    Link to this
  19. 19. bucketofsquid 12:12 pm 02/10/2011

    Was she? How many children died because of her ignorant ranting based on a non-scientific study done to pad one man’s pockets? A study that pointed to mercury which is no longer in vaccines and yet the illness the study claimed to find the cause of is more common than ever now that mercury isn’t involved.

    Link to this
  20. 20. bucketofsquid 12:29 pm 02/10/2011

    I have an irrational fear of spiders because as a child a batch of spider eggs hatched in my room. They were a beautiful metallic green with bright red legs. I ended up with over 30 spider bites. Other than a bit of itchyness and pain, no harm was done. I will always hate and fear spiders.

    This does not mean I hunt and kill spiders or believe they are evil. Spiders in my house or car get relocated to the yard. Spiders in the yard get avoided. We don’t have to let our fears own us as their slaves.

    nyscof – I have followed the studies on cell phones, mercury and flouride with great interest. There is some evidence that there are risks involved with each. These risks have not been clearly identified so I reserve judgement until they are. I don’t use a flouride toothpaste. I don’t drink mercury any more (kids do dumb stuff). I minimize use of cell phones because I don’t like phones in general.

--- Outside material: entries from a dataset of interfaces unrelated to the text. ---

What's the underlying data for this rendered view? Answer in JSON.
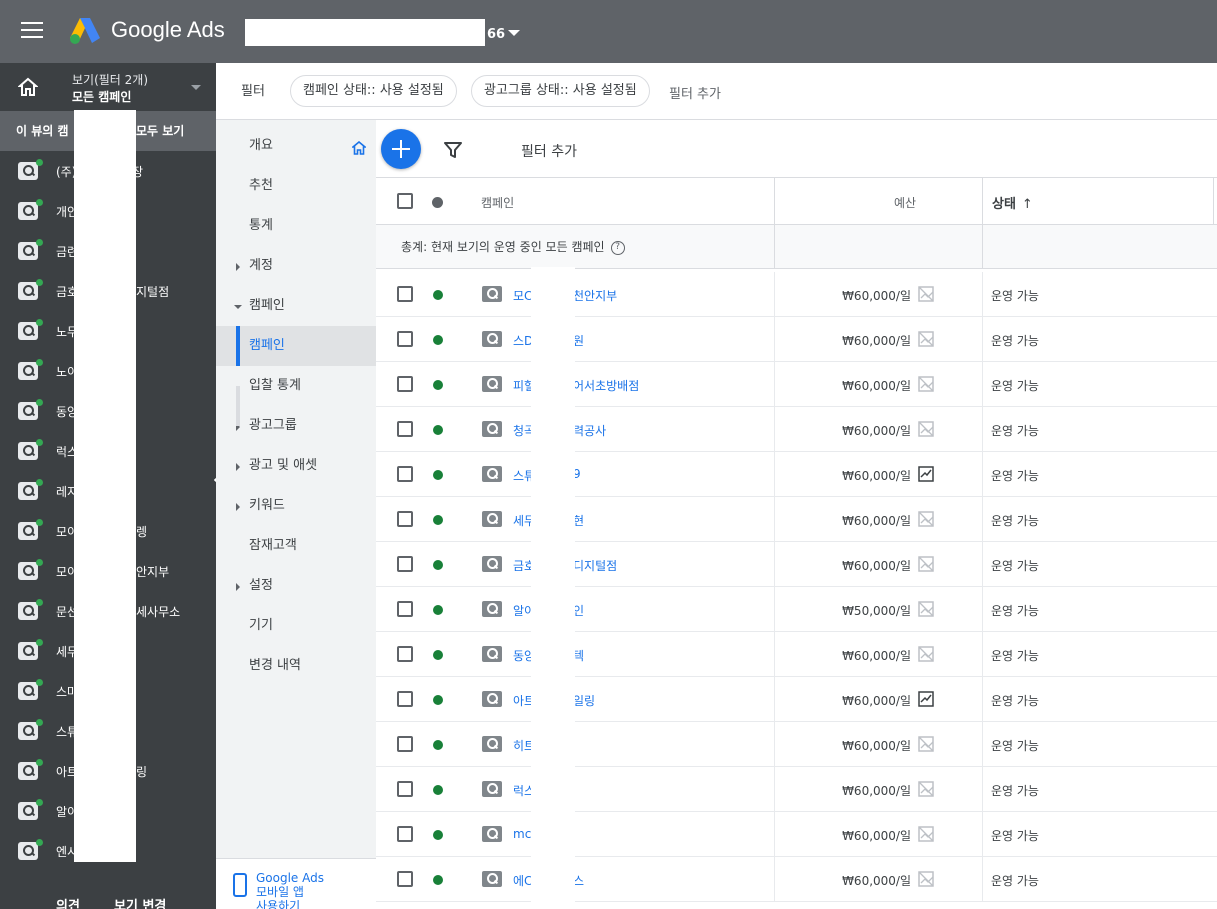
{
  "app": {
    "title": "Google Ads",
    "account_suffix": "66"
  },
  "leftnav": {
    "view_line1": "보기(필터 2개)",
    "view_line2": "모든 캠페인",
    "see_all_left": "이 뷰의 캠",
    "see_all_right": "모두 보기",
    "campaigns": [
      {
        "a": "(주)",
        "b": "포장",
        "bx": 121
      },
      {
        "a": "개인",
        "b": "",
        "bx": 0
      },
      {
        "a": "금련",
        "b": "",
        "bx": 0
      },
      {
        "a": "금호",
        "b": "지털점",
        "bx": 136
      },
      {
        "a": "노무",
        "b": "",
        "bx": 0
      },
      {
        "a": "노이",
        "b": "",
        "bx": 0
      },
      {
        "a": "동양",
        "b": "",
        "bx": 0
      },
      {
        "a": "럭스",
        "b": "",
        "bx": 0
      },
      {
        "a": "레지",
        "b": "",
        "bx": 0
      },
      {
        "a": "모이",
        "b": "렝",
        "bx": 136
      },
      {
        "a": "모이",
        "b": "안지부",
        "bx": 136
      },
      {
        "a": "문선",
        "b": "세사무소",
        "bx": 136
      },
      {
        "a": "세무",
        "b": "",
        "bx": 0
      },
      {
        "a": "스마",
        "b": "",
        "bx": 0
      },
      {
        "a": "스튜",
        "b": "",
        "bx": 0
      },
      {
        "a": "아트",
        "b": "링",
        "bx": 136
      },
      {
        "a": "알이",
        "b": "",
        "bx": 0
      },
      {
        "a": "엔시",
        "b": "",
        "bx": 0
      }
    ],
    "bottom_left": "의견",
    "bottom_right": "보기 변경"
  },
  "filterbar": {
    "label": "필터",
    "chips": [
      "캠페인 상태:: 사용 설정됨",
      "광고그룹 상태:: 사용 설정됨"
    ],
    "add_filter": "필터 추가"
  },
  "subnav": {
    "items": [
      {
        "label": "개요",
        "arrow": ""
      },
      {
        "label": "추천",
        "arrow": ""
      },
      {
        "label": "통계",
        "arrow": ""
      },
      {
        "label": "계정",
        "arrow": "right"
      },
      {
        "label": "캠페인",
        "arrow": "down"
      },
      {
        "label": "캠페인",
        "arrow": "",
        "active": true
      },
      {
        "label": "입찰 통계",
        "arrow": ""
      },
      {
        "label": "광고그룹",
        "arrow": "right"
      },
      {
        "label": "광고 및 애셋",
        "arrow": "right"
      },
      {
        "label": "키워드",
        "arrow": "right"
      },
      {
        "label": "잠재고객",
        "arrow": ""
      },
      {
        "label": "설정",
        "arrow": "right"
      },
      {
        "label": "기기",
        "arrow": ""
      },
      {
        "label": "변경 내역",
        "arrow": ""
      }
    ],
    "promo_line1": "Google Ads",
    "promo_line2": "모바일 앱",
    "promo_line3": "사용하기"
  },
  "table": {
    "add_filter": "필터 추가",
    "headers": {
      "campaign": "캠페인",
      "budget": "예산",
      "status": "상태",
      "status_sort": "↑"
    },
    "totals_label": "총계: 현재 보기의 운영 중인 모든 캠페인",
    "rows": [
      {
        "n1": "모C",
        "n2": "천안지부",
        "budget": "₩60,000/일",
        "icon": "none",
        "status": "운영 가능"
      },
      {
        "n1": "스D",
        "n2": "원",
        "budget": "₩60,000/일",
        "icon": "none",
        "status": "운영 가능"
      },
      {
        "n1": "피헐",
        "n2": "어서초방배점",
        "budget": "₩60,000/일",
        "icon": "none",
        "status": "운영 가능"
      },
      {
        "n1": "청곡",
        "n2": "력공사",
        "budget": "₩60,000/일",
        "icon": "none",
        "status": "운영 가능"
      },
      {
        "n1": "스튜",
        "n2": "9",
        "budget": "₩60,000/일",
        "icon": "trend",
        "status": "운영 가능"
      },
      {
        "n1": "세무",
        "n2": "현",
        "budget": "₩60,000/일",
        "icon": "none",
        "status": "운영 가능"
      },
      {
        "n1": "금호",
        "n2": "디지털점",
        "budget": "₩60,000/일",
        "icon": "none",
        "status": "운영 가능"
      },
      {
        "n1": "알이",
        "n2": "인",
        "budget": "₩50,000/일",
        "icon": "none",
        "status": "운영 가능"
      },
      {
        "n1": "동양",
        "n2": "텍",
        "budget": "₩60,000/일",
        "icon": "none",
        "status": "운영 가능"
      },
      {
        "n1": "아트",
        "n2": "일링",
        "budget": "₩60,000/일",
        "icon": "trend",
        "status": "운영 가능"
      },
      {
        "n1": "히트",
        "n2": "",
        "budget": "₩60,000/일",
        "icon": "none",
        "status": "운영 가능"
      },
      {
        "n1": "럭스",
        "n2": "",
        "budget": "₩60,000/일",
        "icon": "none",
        "status": "운영 가능"
      },
      {
        "n1": "mc",
        "n2": "",
        "budget": "₩60,000/일",
        "icon": "none",
        "status": "운영 가능"
      },
      {
        "n1": "에C",
        "n2": "스",
        "budget": "₩60,000/일",
        "icon": "none",
        "status": "운영 가능"
      }
    ]
  },
  "colors": {
    "topbar": "#5f6368",
    "leftnav": "#3c4043",
    "accent": "#1a73e8",
    "status_green": "#188038"
  }
}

Oddly enough, I’m not a paragon of health.

    Link to this

Add a Comment
You must sign in or register as a member to submit a comment.

More from Scientific American

Email this Article